Every 3 months the Cornerhouse in Manchester runs a night of selected short films made by the North West film making community. The films vary, including animation, documentary and fiction. At the end of the night you vote for your favourite film and have a chance to talk to some of the filmmakers. The most recent installment of this was on the 25th of September.
Out of the 12 films shown a few stand outs were:
The First Hit – Joseph Malone
A Documentary about 3 recovering victims of substance misuse reflect on their addiction and how it’s affected them.
This was incredibly hard hitting and moving, it did a great job in discussing the effects an addiction can have on a life but it also ended on a hopeful note.
Angel in Ancoats – Rebecca Luck
After Mark moves to a new area of Manchester (Ancoats), He is struck by the mixture of decay, demolition and construction and wants to make a positive change. This alongside fears of being stuck in his life he takes a unique approach in trying to set the bricks free.
This was my personal favourite of the evening, I liked Mark’s unconventional attitude to the abandoned and disused buildings in Ancoats and how he strived to make a positive change in the area and in himself.
Coast– Sois De Traca
An animated music video exploring the attachment to the things left behind.
This was just a really beautiful animation with a good attitude towards letting go.
The Pig Child – Lucy Campbell, Scout Stuart and Loran Dunn
A Scientist illegally creates an embryo that is part human and part pig and uses herself as the surrogate to bring it into the world.
This was really well made and brilliantly shot, it was also incredibly disturbing and shocking. The Pig Child was voted the best film of the night.
This was a really great night and a great opportunity to see some of the work made by the local film community and I definitely hope to attend the next installment of this!
I took these images through the installment set up for another student’s work which involved a projector and sheets of sheer fabric that enlarged the projections that ascended through the room. I think the pictures look quite dreamlike.
I recently went to an exhibition at Plymouth Museum and Art Gallery called “Women in Art”. This exhibition has work from the Renaissance to the modern day. It features models, portraits and 20th century ceramics surrounding women.
Artists on display include John Waterhouse, Beryl Cook, Prunella Clough, Rose Hilton, Elizabeth Forbes, Anya Gallacio and Kate Nicholson. Ceramics by Clarice Clift, Dorothy Doughty and Lucie Rie.
Next door to this exhibition was a collection of portrait paintings by Laura Knight which I particularly enjoyed.
However, it got me thinking about sexism in the arts and how hard it is for female artists to be taken seriously and be remembered by history.
For example, how many female artists featured in the top 100 auction sales, ranked by price, last year? Gemma Rolls-Bentley, an independent curator, looked at the 2012 list “and spent a couple of hours writing M next to the artists.
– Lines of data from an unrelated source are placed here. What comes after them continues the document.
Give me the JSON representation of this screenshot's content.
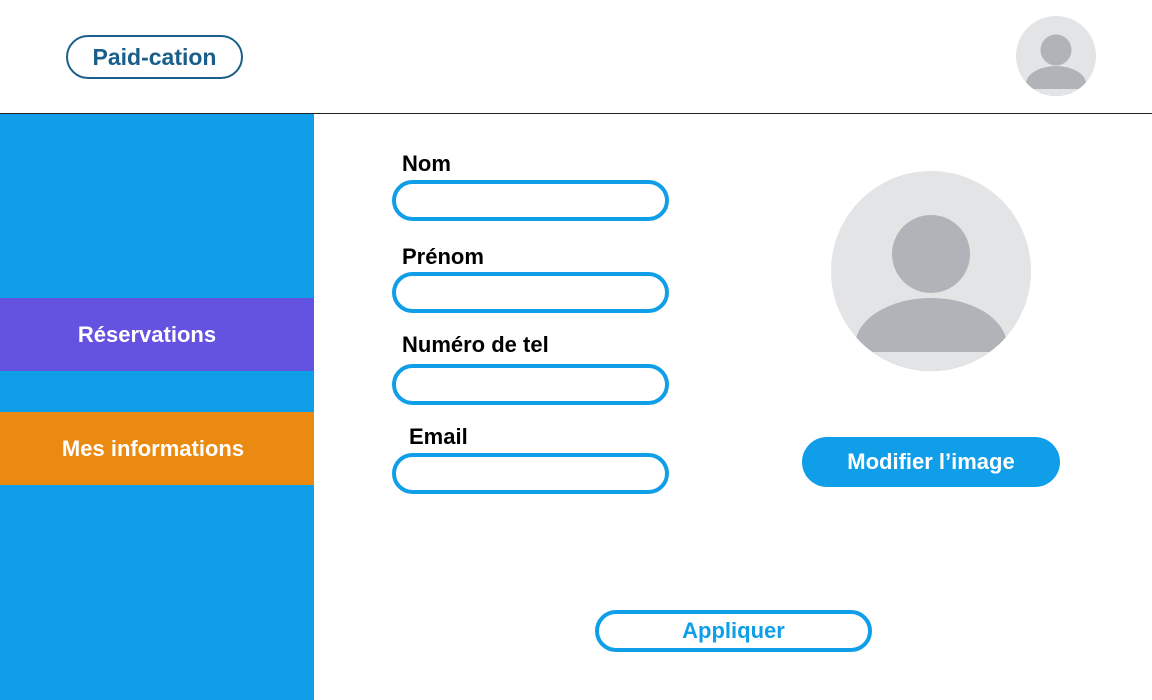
{
  "header": {
    "brand_label": "Paid-cation",
    "avatar_icon": "user-avatar-icon"
  },
  "sidebar": {
    "background": "#109ee8",
    "items": [
      {
        "label": "Réservations",
        "color": "#6353e0"
      },
      {
        "label": "Mes informations",
        "color": "#ea8a10",
        "active": true
      }
    ]
  },
  "form": {
    "fields": [
      {
        "label": "Nom",
        "value": ""
      },
      {
        "label": "Prénom",
        "value": ""
      },
      {
        "label": "Numéro de tel",
        "value": ""
      },
      {
        "label": "Email",
        "value": ""
      }
    ],
    "apply_label": "Appliquer"
  },
  "profile_image": {
    "icon": "user-avatar-icon",
    "modify_label": "Modifier l’image"
  },
  "colors": {
    "accent": "#109ee8",
    "brand": "#1a5e8a",
    "avatar_bg": "#e3e4e6",
    "avatar_fg": "#b0b4b8"
  }
}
I got to the end and there wasn’t a single F.” The list was a mixture of living and dead artists, all were highly valued both critically and economically and all were men.
Campaigning group UK Feminista in 2010 showed that 83% of the artists in Tate Modern were men, along with 70% of those in the Saatchi Gallery.
These numbers further reflect women’s marginalisation in art history. It is estimated that only around 5% of the work featured in major permanent collections worldwide is by women. The National Gallery in London, for example, contains more than 2,300 works however only 11 of the artists in their collection are women.
This is a poster from the Guerrilla Girls, a feminist activist group who started highlighting sexual and racial inequality in the arts in 1985 – while dressed in gorilla masks due to being ignored. Perhaps their most famous poster came in 1989, and featured the female nude from Ingres’s “Grande Odalisque”.
Obviously, this is not just an issue in painting and sculpture but across all artistic mediums.